> [EXERCISE BRIEF] A single figure is expected: how many lines of the data that follows contain the word "珍惜粮食反对浪费谁知盘中餐粒粒皆辛苦".

[Data records for software interfaces]
================

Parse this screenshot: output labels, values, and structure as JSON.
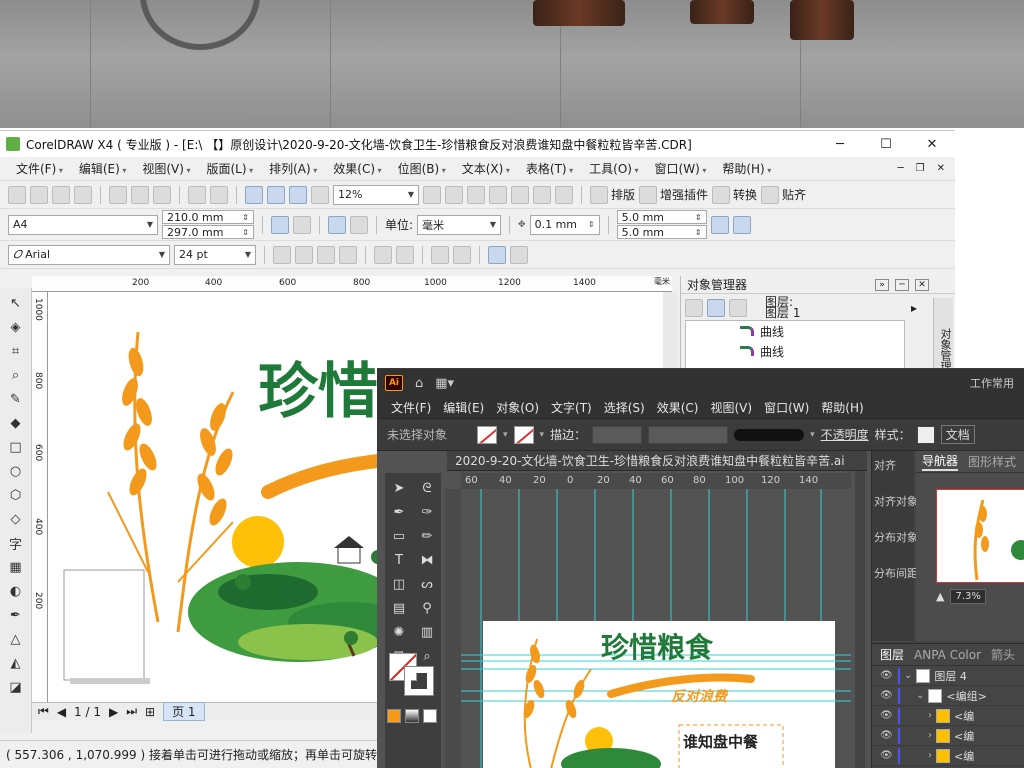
{
  "corel": {
    "title": "CorelDRAW X4 ( 专业版 ) - [E:\\ 【】原创设计\\2020-9-20-文化墙-饮食卫生-珍惜粮食反对浪费谁知盘中餐粒粒皆辛苦.CDR]",
    "menu": [
      "文件(F)",
      "编辑(E)",
      "视图(V)",
      "版面(L)",
      "排列(A)",
      "效果(C)",
      "位图(B)",
      "文本(X)",
      "表格(T)",
      "工具(O)",
      "窗口(W)",
      "帮助(H)"
    ],
    "toolbar": {
      "zoom": "12%",
      "paizhuan": "排版",
      "plugin": "增强插件",
      "convert": "转换",
      "paste": "贴齐"
    },
    "property": {
      "paper": "A4",
      "width": "210.0 mm",
      "height": "297.0 mm",
      "unit_label": "单位:",
      "unit": "毫米",
      "nudge": "0.1 mm",
      "dup_x": "5.0 mm",
      "dup_y": "5.0 mm"
    },
    "textbar": {
      "font": "Arial",
      "size": "24 pt"
    },
    "ruler_h": [
      "200",
      "400",
      "600",
      "800",
      "1000",
      "1200",
      "1400",
      "毫米"
    ],
    "ruler_v": [
      "1000",
      "800",
      "600",
      "400",
      "200"
    ],
    "pagebar": {
      "count": "1 / 1",
      "tab": "页 1"
    },
    "objmgr": {
      "title": "对象管理器",
      "layer1": "图层:",
      "layer2": "图层 1",
      "items": [
        "曲线",
        "曲线"
      ]
    },
    "dock_label": "对象管理器",
    "status": "( 557.306 , 1,070.999 )  接着单击可进行拖动或缩放；再单击可旋转或倾斜；"
  },
  "illustrator": {
    "logo": "Ai",
    "workspace": "工作常用",
    "menu": [
      "文件(F)",
      "编辑(E)",
      "对象(O)",
      "文字(T)",
      "选择(S)",
      "效果(C)",
      "视图(V)",
      "窗口(W)",
      "帮助(H)"
    ],
    "control": {
      "no_selection": "未选择对象",
      "stroke_label": "描边：",
      "opacity_label": "不透明度",
      "style_label": "样式：",
      "doc_label": "文档"
    },
    "doc_tab": "2020-9-20-文化墙-饮食卫生-珍惜粮食反对浪费谁知盘中餐粒粒皆辛苦.ai",
    "ruler_h": [
      "60",
      "40",
      "20",
      "0",
      "20",
      "40",
      "60",
      "80",
      "100",
      "120",
      "140"
    ],
    "panels": {
      "align": "对齐",
      "align_obj": "对齐对象",
      "distribute_obj": "分布对象",
      "distribute_spacing": "分布间距",
      "navigator": "导航器",
      "graphic_styles": "图形样式",
      "zoom": "7.3%",
      "layers_tab": "图层",
      "anpa": "ANPA Color",
      "arrow_tab": "箭头",
      "layer_name": "图层 4",
      "group": "<编组>",
      "sub_items": [
        "<编",
        "<编",
        "<编"
      ]
    }
  },
  "artwork": {
    "title": "珍惜粮食",
    "subtitle": "反对浪费",
    "line1": "谁知盘中餐"
  },
  "colors": {
    "green": "#1f7a3a",
    "orange": "#f39a1c",
    "ai_dark": "#535353",
    "corel_bg": "#f0f0f0"
  }
}
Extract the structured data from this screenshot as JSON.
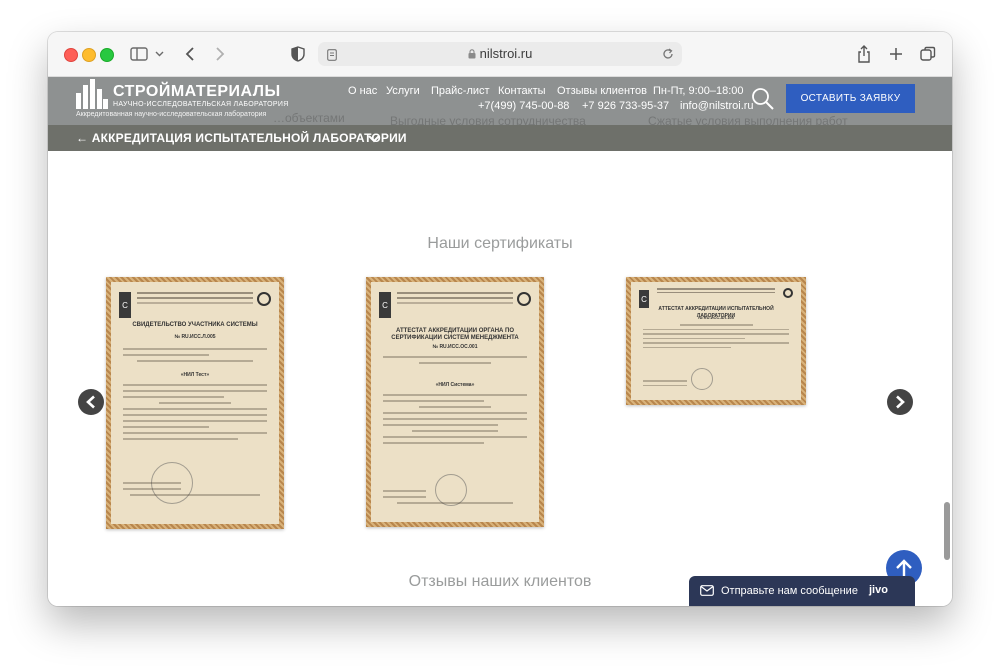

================

> [RESPONSE] 2